I wanted to get away from two questions the most. The first kept coming from our friends in Hong Kong, from where we had moved earlier this year: "So why did you move back to India anyway?", I got asked five times a day.
The second came repeatedly from my 4-year old twin boys: "Daddy, why do we have holidays?" I had no good answers.
I reached the barricades at the LIC building, where vehicles had to stop. I walked ahead and reached the Air India building, the closest point that the security forces allowed us near the Trident-Oberoi hotel.
Four sets of people were present. First, the truckloads of army men, ready to go in and face death if required. Their camouflage uniforms and grass-covered helmets were more suitable for jungles in border areas than downtown Mumbai. They were the only hope that this crisis would end; the only hope that a few organisations in India still work.
The second group was the media. I recognised a few cameramen, as I'd seen them at my book launch or at the premiere of Hello. Today, they weren't scrambling to get a byte from Salman.
Their shocked zombie eyes tried to zoom in as much as possible on the stillness of the two white towers. We watched the various rooms, each a tiny fishbowl of humanity. It was the most luxurious and scariest prison in the world at the moment. Unlike TV, there was a tremendous silence as there were no voiceovers.
The third set of people, the most heartbreaking, were the relatives of people stuck inside. They stood helpless, with no reliable information as they called hospital after hospital. They latched on to hope and energy, which dwindled by the hour.
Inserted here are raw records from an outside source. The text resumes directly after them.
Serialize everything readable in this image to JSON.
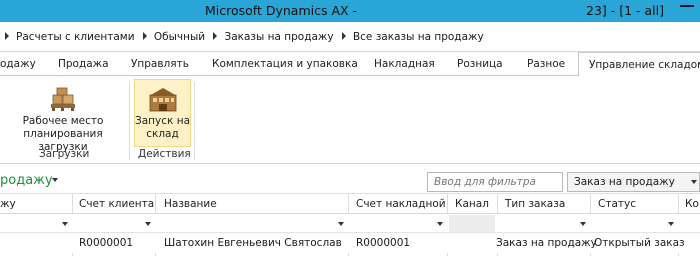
{
  "window": {
    "title": "Microsoft Dynamics AX -",
    "title_right": "23] -  [1 - all]"
  },
  "breadcrumb": {
    "items": [
      "Расчеты с клиентами",
      "Обычный",
      "Заказы на продажу",
      "Все заказы на продажу"
    ]
  },
  "ribbon_tabs": [
    "одажу",
    "Продажа",
    "Управлять",
    "Комплектация и упаковка",
    "Накладная",
    "Розница",
    "Разное",
    "Управление складом"
  ],
  "ribbon": {
    "groups": [
      {
        "label": "Загрузки",
        "buttons": [
          {
            "label_line1": "Рабочее место",
            "label_line2": "планирования загрузки",
            "icon": "pallet-boxes-icon"
          }
        ]
      },
      {
        "label": "Действия",
        "buttons": [
          {
            "label_line1": "Запуск на",
            "label_line2": "склад",
            "icon": "warehouse-icon"
          }
        ]
      }
    ]
  },
  "grid": {
    "title": "родажу",
    "filter_placeholder": "Ввод для фильтра",
    "filter_field": "Заказ на продажу",
    "columns": [
      "жу",
      "Счет клиента",
      "Название",
      "Счет накладной",
      "Канал",
      "Тип заказа",
      "Статус",
      "Ко"
    ],
    "rows": [
      {
        "sales_order": "",
        "customer_account": "R0000001",
        "name": "Шатохин Евгеньевич Святослав",
        "invoice_account": "R0000001",
        "channel": "",
        "order_type": "Заказ на продажу",
        "status": "Открытый заказ",
        "extra": ""
      }
    ]
  },
  "colors": {
    "titlebar": "#2aa5d8",
    "grid_title": "#1e8f3b",
    "selected_button": "#fff1c6"
  }
}
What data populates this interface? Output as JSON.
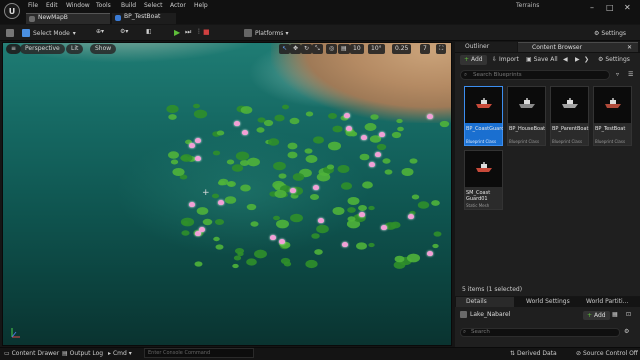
{
  "menu": [
    "File",
    "Edit",
    "Window",
    "Tools",
    "Build",
    "Select",
    "Actor",
    "Help"
  ],
  "tabs": [
    {
      "label": "NewMapB",
      "color": "#6b6b6b"
    },
    {
      "label": "BP_TestBoat",
      "color": "#3a7bd5"
    }
  ],
  "project": "Terrains",
  "toolbar": {
    "select_mode": "Select Mode",
    "platforms": "Platforms",
    "settings": "Settings"
  },
  "viewport": {
    "perspective": "Perspective",
    "lit": "Lit",
    "show": "Show",
    "grid_snap": "10",
    "rot_snap": "10°",
    "scale_snap": "0.25",
    "cam_speed": "7"
  },
  "outliner": {
    "tab": "Outliner"
  },
  "content_browser": {
    "tab": "Content Browser",
    "add": "Add",
    "import": "Import",
    "save_all": "Save All",
    "settings": "Settings",
    "search_placeholder": "Search Blueprints",
    "assets": [
      {
        "name": "BP_CoastGuard",
        "type": "Blueprint Class",
        "selected": true,
        "color": "#c84a3a"
      },
      {
        "name": "BP_HouseBoat",
        "type": "Blueprint Class",
        "selected": false,
        "color": "#8a8a8a"
      },
      {
        "name": "BP_ParentBoat",
        "type": "Blueprint Class",
        "selected": false,
        "color": "#a3a3a3"
      },
      {
        "name": "BP_TestBoat",
        "type": "Blueprint Class",
        "selected": false,
        "color": "#b04a3a"
      },
      {
        "name": "SM_Coast Guard01",
        "type": "Static Mesh",
        "selected": false,
        "color": "#c84a3a"
      }
    ],
    "status": "5 items (1 selected)"
  },
  "details": {
    "tabs": [
      "Details",
      "World Settings",
      "World Partiti..."
    ],
    "actor": "Lake_Nabarel",
    "add": "Add",
    "search_placeholder": "Search"
  },
  "statusbar": {
    "content_drawer": "Content Drawer",
    "output_log": "Output Log",
    "cmd": "Cmd",
    "console_placeholder": "Enter Console Command",
    "derived_data": "Derived Data",
    "source_control": "Source Control Off"
  },
  "colors": {
    "accent": "#1a6fd0",
    "play": "#5fbf3a"
  }
}
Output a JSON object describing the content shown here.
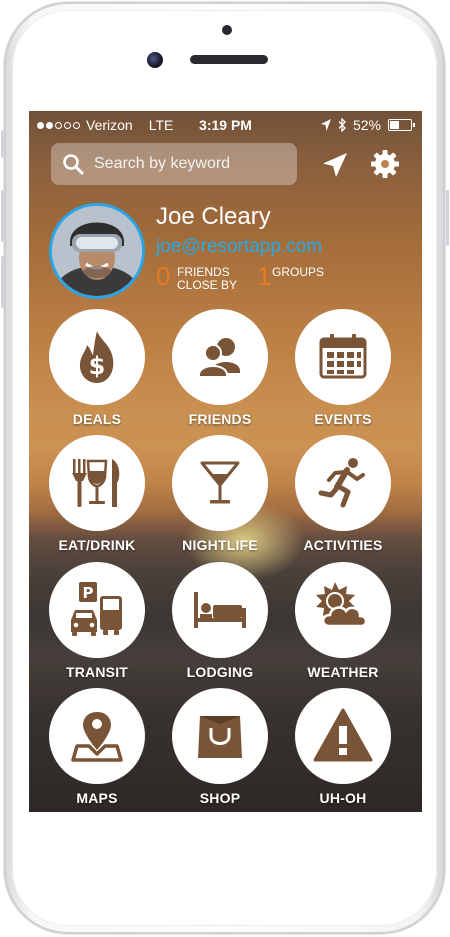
{
  "status_bar": {
    "carrier": "Verizon",
    "network": "LTE",
    "time": "3:19 PM",
    "battery": "52%",
    "battery_level": 0.52,
    "signal_bars": 2,
    "signal_total": 5
  },
  "search": {
    "placeholder": "Search by keyword"
  },
  "header_icons": {
    "location": "location-arrow-icon",
    "settings": "gear-icon"
  },
  "profile": {
    "name": "Joe Cleary",
    "email": "joe@resortapp.com",
    "friends_count": "0",
    "friends_label_1": "FRIENDS",
    "friends_label_2": "CLOSE BY",
    "groups_count": "1",
    "groups_label": "GROUPS"
  },
  "menu": [
    {
      "label": "DEALS",
      "icon": "dollar-fire-icon"
    },
    {
      "label": "FRIENDS",
      "icon": "friends-icon"
    },
    {
      "label": "EVENTS",
      "icon": "calendar-icon"
    },
    {
      "label": "EAT/DRINK",
      "icon": "fork-glass-knife-icon"
    },
    {
      "label": "NIGHTLIFE",
      "icon": "martini-icon"
    },
    {
      "label": "ACTIVITIES",
      "icon": "running-icon"
    },
    {
      "label": "TRANSIT",
      "icon": "transit-icon"
    },
    {
      "label": "LODGING",
      "icon": "bed-icon"
    },
    {
      "label": "WEATHER",
      "icon": "sun-cloud-icon"
    },
    {
      "label": "MAPS",
      "icon": "map-pin-icon"
    },
    {
      "label": "SHOP",
      "icon": "shopping-bag-icon"
    },
    {
      "label": "UH-OH",
      "icon": "warning-icon"
    }
  ],
  "colors": {
    "icon_brown": "#7a5436",
    "accent_blue": "#29a7e6",
    "accent_orange": "#e67a22"
  }
}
The fourth set was clueless people like me. We didn't know why we were there. It was dangerous, we were not directly involved, and all updates came on TV anyway.
Still, I had to come, maybe to get away, maybe to assuage a bit of guilt at being safe, maybe to show defiance.
The army trucks drove in for the final encounters. I looked again at the two five-star hotels of my poor country. We don't have a lot of these. Still, someone out there has a problem with us having a few world-class symbols of progress. Someone out there doesn't believe we deserve a peaceful country and a city where work actually gets done. Someone out there feels heroic in crushing a billion people's spirit.
I looked at Marine Drive. The queen's necklace looked beautiful on an unusually clear night, except that there were no hand-holding couples sitting on the promenade. Love had taken a backseat as my country dealt with another night of hate. I and the others gathered looked at the fishbowl windows again. I felt my eyes well up. Because of this tragedy, someone had the audacity to question my decision to come back to my own country. I felt terrible. I walked back home, taking a last glance at a set of relatives who had sensed the inevitable but were yet to acknowledge it.
I dropped off our guest at the airport. We stayed silent throughout the drive.
I returned home at night and slipped into bed with my sons. Their child-like stubbornness was making them ask the same questions again and again till they got an answer.
"Daddy, why do we have holidays?" said one.
"Daddy, why do we have to stay inside for so long?" said the other. I had to answer.
"Some bad men are trying to hurt Bombay. They are outside so we stay inside," I said.
"Who's going to save us? Which superhero will come," said one.
I paused as I looked into their little, sleepy eyes.
"You will. And that is why you came back from Hong Kong," I said as they drifted off to sleep.